“I just assumed it would be a three-week or a month break. It was tough for all of us, especially our seniors,” Lopez said. “We didn’t get that chance to prove ourselves.”
Lopez said she think the team will get together at least one more time once the stay at home orders ease.
Recently, the Coyotes put together a virtual senior night. Coaches painted their numbers on the field and players and their families stopped by one at a time for a short ceremony and to collect their varsity letters.
“The senior night was so nice. It was really thoughtful of them,” Lopez said.
Kaye said the last he heard, Gonzalez not sure if she will play in college.
Maya said she plans to decide in the next week whether she will attend Alabama A&M or the University of Hawaii. She wants to study zoology.
Burd will play at the University of Wisconsin-Superior.
Lopez had quite the odyssey in his school, pitching Cienega to state titles as a freshman and sophomore. Then she returned to the 2019 state final with Centennial but came out of the bullpen.

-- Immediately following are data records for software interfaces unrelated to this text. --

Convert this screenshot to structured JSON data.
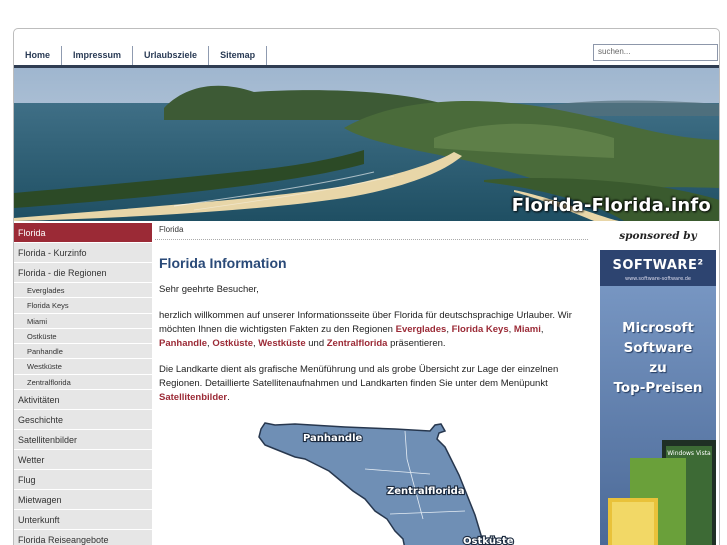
{
  "nav": {
    "items": [
      "Home",
      "Impressum",
      "Urlaubsziele",
      "Sitemap"
    ],
    "search_placeholder": "suchen..."
  },
  "banner": {
    "title": "Florida-Florida.info"
  },
  "sidebar": {
    "items": [
      {
        "label": "Florida",
        "type": "main",
        "active": true
      },
      {
        "label": "Florida - Kurzinfo",
        "type": "main"
      },
      {
        "label": "Florida - die Regionen",
        "type": "main"
      },
      {
        "label": "Everglades",
        "type": "sub"
      },
      {
        "label": "Florida Keys",
        "type": "sub"
      },
      {
        "label": "Miami",
        "type": "sub"
      },
      {
        "label": "Ostküste",
        "type": "sub"
      },
      {
        "label": "Panhandle",
        "type": "sub"
      },
      {
        "label": "Westküste",
        "type": "sub"
      },
      {
        "label": "Zentralflorida",
        "type": "sub"
      },
      {
        "label": "Aktivitäten",
        "type": "main"
      },
      {
        "label": "Geschichte",
        "type": "main"
      },
      {
        "label": "Satellitenbilder",
        "type": "main"
      },
      {
        "label": "Wetter",
        "type": "main"
      },
      {
        "label": "Flug",
        "type": "main"
      },
      {
        "label": "Mietwagen",
        "type": "main"
      },
      {
        "label": "Unterkunft",
        "type": "main"
      },
      {
        "label": "Florida Reiseangebote",
        "type": "main"
      }
    ]
  },
  "content": {
    "breadcrumb": "Florida",
    "title": "Florida Information",
    "greeting": "Sehr geehrte Besucher,",
    "intro_pre": "herzlich willkommen auf unserer Informationsseite über Florida für deutschsprachige Urlauber. Wir möchten Ihnen die wichtigsten Fakten zu den Regionen ",
    "regions": [
      "Everglades",
      "Florida Keys",
      "Miami",
      "Panhandle",
      "Ostküste",
      "Westküste",
      "Zentralflorida"
    ],
    "sep_comma": ", ",
    "sep_and": " und ",
    "intro_post": " präsentieren.",
    "map_pre": "Die Landkarte dient als grafische Menüführung und als grobe Übersicht zur Lage der einzelnen Regionen. Detaillierte Satellitenaufnahmen und Landkarten finden Sie unter dem Menüpunkt ",
    "map_link": "Satellitenbilder",
    "map_post": ".",
    "map_labels": {
      "panhandle": "Panhandle",
      "zentral": "Zentralflorida",
      "ost": "Ostküste"
    }
  },
  "sponsor": {
    "heading": "sponsored by",
    "logo": "SOFTWARE²",
    "logo_sub": "www.software-software.de",
    "lines": [
      "Microsoft",
      "Software",
      "zu",
      "Top-Preisen"
    ],
    "box_label": "Windows Vista"
  },
  "colors": {
    "accent": "#9b2a36",
    "nav_text": "#2a3b55",
    "title": "#2a4a78",
    "map": "#6f8fb5"
  }
}
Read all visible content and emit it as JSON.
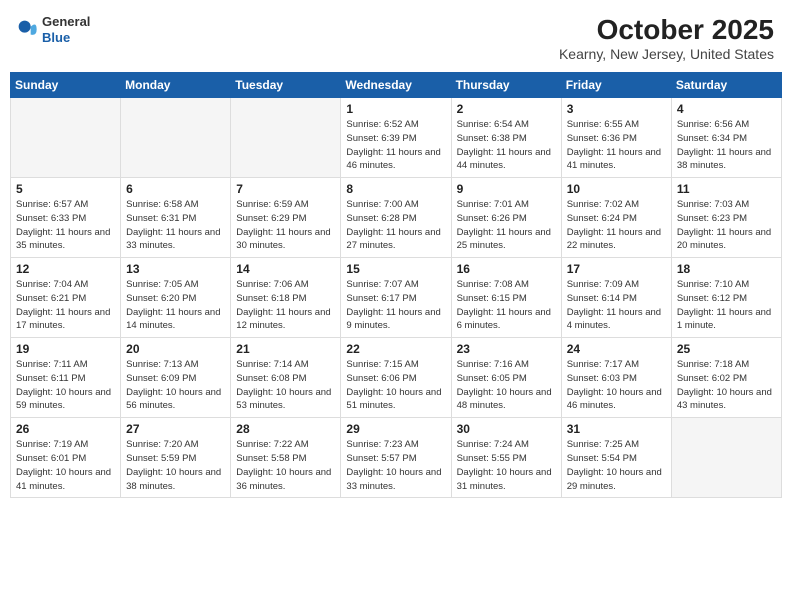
{
  "header": {
    "logo_general": "General",
    "logo_blue": "Blue",
    "month_title": "October 2025",
    "location": "Kearny, New Jersey, United States"
  },
  "days_of_week": [
    "Sunday",
    "Monday",
    "Tuesday",
    "Wednesday",
    "Thursday",
    "Friday",
    "Saturday"
  ],
  "weeks": [
    [
      {
        "day": "",
        "empty": true
      },
      {
        "day": "",
        "empty": true
      },
      {
        "day": "",
        "empty": true
      },
      {
        "day": "1",
        "sunrise": "6:52 AM",
        "sunset": "6:39 PM",
        "daylight": "11 hours and 46 minutes."
      },
      {
        "day": "2",
        "sunrise": "6:54 AM",
        "sunset": "6:38 PM",
        "daylight": "11 hours and 44 minutes."
      },
      {
        "day": "3",
        "sunrise": "6:55 AM",
        "sunset": "6:36 PM",
        "daylight": "11 hours and 41 minutes."
      },
      {
        "day": "4",
        "sunrise": "6:56 AM",
        "sunset": "6:34 PM",
        "daylight": "11 hours and 38 minutes."
      }
    ],
    [
      {
        "day": "5",
        "sunrise": "6:57 AM",
        "sunset": "6:33 PM",
        "daylight": "11 hours and 35 minutes."
      },
      {
        "day": "6",
        "sunrise": "6:58 AM",
        "sunset": "6:31 PM",
        "daylight": "11 hours and 33 minutes."
      },
      {
        "day": "7",
        "sunrise": "6:59 AM",
        "sunset": "6:29 PM",
        "daylight": "11 hours and 30 minutes."
      },
      {
        "day": "8",
        "sunrise": "7:00 AM",
        "sunset": "6:28 PM",
        "daylight": "11 hours and 27 minutes."
      },
      {
        "day": "9",
        "sunrise": "7:01 AM",
        "sunset": "6:26 PM",
        "daylight": "11 hours and 25 minutes."
      },
      {
        "day": "10",
        "sunrise": "7:02 AM",
        "sunset": "6:24 PM",
        "daylight": "11 hours and 22 minutes."
      },
      {
        "day": "11",
        "sunrise": "7:03 AM",
        "sunset": "6:23 PM",
        "daylight": "11 hours and 20 minutes."
      }
    ],
    [
      {
        "day": "12",
        "sunrise": "7:04 AM",
        "sunset": "6:21 PM",
        "daylight": "11 hours and 17 minutes."
      },
      {
        "day": "13",
        "sunrise": "7:05 AM",
        "sunset": "6:20 PM",
        "daylight": "11 hours and 14 minutes."
      },
      {
        "day": "14",
        "sunrise": "7:06 AM",
        "sunset": "6:18 PM",
        "daylight": "11 hours and 12 minutes."
      },
      {
        "day": "15",
        "sunrise": "7:07 AM",
        "sunset": "6:17 PM",
        "daylight": "11 hours and 9 minutes."
      },
      {
        "day": "16",
        "sunrise": "7:08 AM",
        "sunset": "6:15 PM",
        "daylight": "11 hours and 6 minutes."
      },
      {
        "day": "17",
        "sunrise": "7:09 AM",
        "sunset": "6:14 PM",
        "daylight": "11 hours and 4 minutes."
      },
      {
        "day": "18",
        "sunrise": "7:10 AM",
        "sunset": "6:12 PM",
        "daylight": "11 hours and 1 minute."
      }
    ],
    [
      {
        "day": "19",
        "sunrise": "7:11 AM",
        "sunset": "6:11 PM",
        "daylight": "10 hours and 59 minutes."
      },
      {
        "day": "20",
        "sunrise": "7:13 AM",
        "sunset": "6:09 PM",
        "daylight": "10 hours and 56 minutes."
      },
      {
        "day": "21",
        "sunrise": "7:14 AM",
        "sunset": "6:08 PM",
        "daylight": "10 hours and 53 minutes."
      },
      {
        "day": "22",
        "sunrise": "7:15 AM",
        "sunset": "6:06 PM",
        "daylight": "10 hours and 51 minutes."
      },
      {
        "day": "23",
        "sunrise": "7:16 AM",
        "sunset": "6:05 PM",
        "daylight": "10 hours and 48 minutes."
      },
      {
        "day": "24",
        "sunrise": "7:17 AM",
        "sunset": "6:03 PM",
        "daylight": "10 hours and 46 minutes."
      },
      {
        "day": "25",
        "sunrise": "7:18 AM",
        "sunset": "6:02 PM",
        "daylight": "10 hours and 43 minutes."
      }
    ],
    [
      {
        "day": "26",
        "sunrise": "7:19 AM",
        "sunset": "6:01 PM",
        "daylight": "10 hours and 41 minutes."
      },
      {
        "day": "27",
        "sunrise": "7:20 AM",
        "sunset": "5:59 PM",
        "daylight": "10 hours and 38 minutes."
      },
      {
        "day": "28",
        "sunrise": "7:22 AM",
        "sunset": "5:58 PM",
        "daylight": "10 hours and 36 minutes."
      },
      {
        "day": "29",
        "sunrise": "7:23 AM",
        "sunset": "5:57 PM",
        "daylight": "10 hours and 33 minutes."
      },
      {
        "day": "30",
        "sunrise": "7:24 AM",
        "sunset": "5:55 PM",
        "daylight": "10 hours and 31 minutes."
      },
      {
        "day": "31",
        "sunrise": "7:25 AM",
        "sunset": "5:54 PM",
        "daylight": "10 hours and 29 minutes."
      },
      {
        "day": "",
        "empty": true
      }
    ]
  ]
}
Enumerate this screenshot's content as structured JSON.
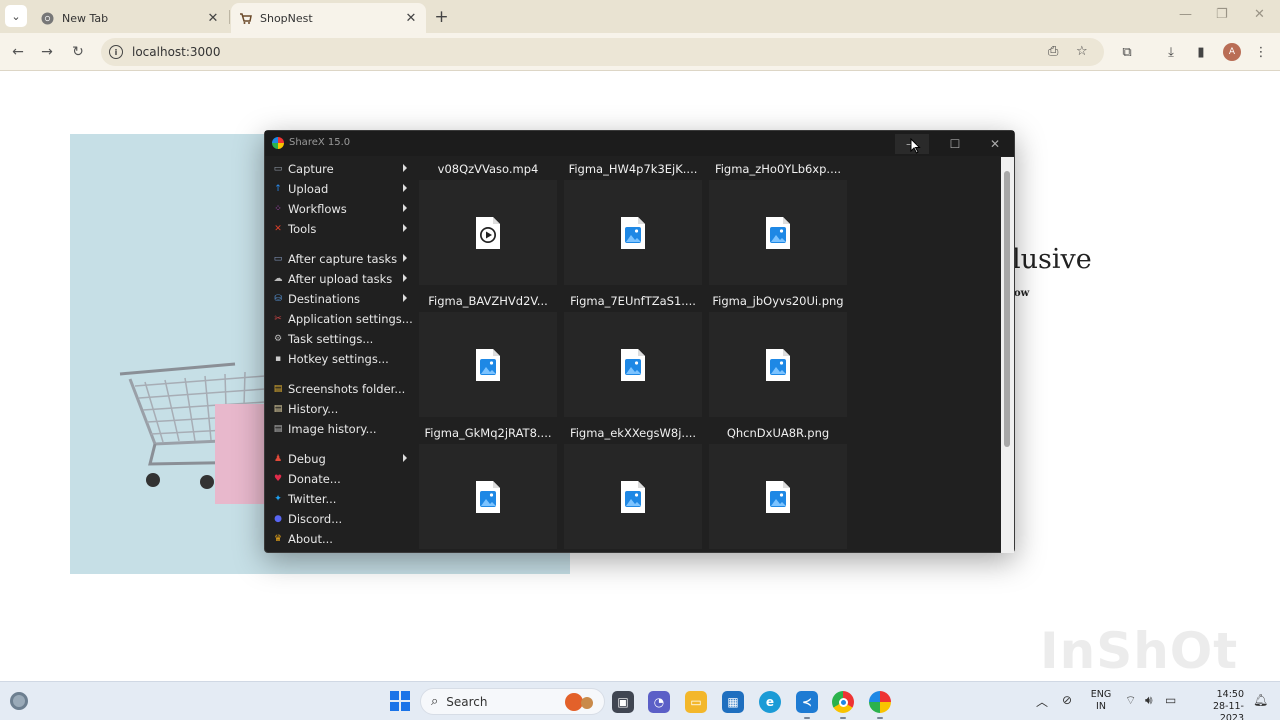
{
  "browser": {
    "tabs": [
      {
        "title": "New Tab",
        "icon": "chrome-icon"
      },
      {
        "title": "ShopNest",
        "icon": "shopnest-favicon",
        "active": true
      }
    ],
    "url": "localhost:3000",
    "avatar_letter": "A"
  },
  "page": {
    "heading_partial": "lusive",
    "subheading_partial": "ow",
    "watermark": "InShOt"
  },
  "sharex": {
    "title": "ShareX 15.0",
    "menu": [
      {
        "label": "Capture",
        "icon": "capture-icon",
        "submenu": true
      },
      {
        "label": "Upload",
        "icon": "upload-icon",
        "submenu": true
      },
      {
        "label": "Workflows",
        "icon": "workflows-icon",
        "submenu": true
      },
      {
        "label": "Tools",
        "icon": "tools-icon",
        "submenu": true
      },
      {
        "label": "After capture tasks",
        "icon": "after-capture-icon",
        "submenu": true
      },
      {
        "label": "After upload tasks",
        "icon": "after-upload-icon",
        "submenu": true
      },
      {
        "label": "Destinations",
        "icon": "destinations-icon",
        "submenu": true
      },
      {
        "label": "Application settings...",
        "icon": "app-settings-icon",
        "submenu": false
      },
      {
        "label": "Task settings...",
        "icon": "task-settings-icon",
        "submenu": false
      },
      {
        "label": "Hotkey settings...",
        "icon": "hotkey-settings-icon",
        "submenu": false
      },
      {
        "label": "Screenshots folder...",
        "icon": "folder-icon",
        "submenu": false
      },
      {
        "label": "History...",
        "icon": "history-icon",
        "submenu": false
      },
      {
        "label": "Image history...",
        "icon": "image-history-icon",
        "submenu": false
      },
      {
        "label": "Debug",
        "icon": "debug-icon",
        "submenu": true
      },
      {
        "label": "Donate...",
        "icon": "heart-icon",
        "submenu": false
      },
      {
        "label": "Twitter...",
        "icon": "twitter-icon",
        "submenu": false
      },
      {
        "label": "Discord...",
        "icon": "discord-icon",
        "submenu": false
      },
      {
        "label": "About...",
        "icon": "crown-icon",
        "submenu": false
      }
    ],
    "files": [
      {
        "name": "v08QzVVaso.mp4",
        "type": "video"
      },
      {
        "name": "Figma_HW4p7k3EjK....",
        "type": "image"
      },
      {
        "name": "Figma_zHo0YLb6xp....",
        "type": "image"
      },
      {
        "name": "Figma_BAVZHVd2V...",
        "type": "image"
      },
      {
        "name": "Figma_7EUnfTZaS1....",
        "type": "image"
      },
      {
        "name": "Figma_jbOyvs20Ui.png",
        "type": "image"
      },
      {
        "name": "Figma_GkMq2jRAT8....",
        "type": "image"
      },
      {
        "name": "Figma_ekXXegsW8j....",
        "type": "image"
      },
      {
        "name": "QhcnDxUA8R.png",
        "type": "image"
      }
    ]
  },
  "taskbar": {
    "search_placeholder": "Search",
    "lang_line1": "ENG",
    "lang_line2": "IN",
    "time": "14:50",
    "date": "28-11-2023"
  }
}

She said her favorite memories were the long bus trips with teammates. With Cienega, those trips were to tournaments in Bullhead City and California, and Centennial would head across town for tournaments.
Lopez’s Desert Thunder club teammate Halle Morris signed with Utah, piquing her interest. She connected with pitching coach Cody Thompson, sealing her decision to sign with the Utes.
None got the ending they wanted. But Kaye is sure they will bounce back
“I keep telling them this is no different than having an error on the field. All you can do is pick up some dirt and let it drop and move on,” Kaye said.
That said, he does agree that this team missed out. The Coyotes defense had mishaps but was improving. He said the sophomores and juniors were working hard.
Kaye said he believed Centennial was on the short list of teams — along with Tucson Empire, Sunrise Mountain and Willow Canyon — looking to knock Ironwood Ridge off the pedestal.
“I truly did expect that we would be right back there at the end,” Kaye said.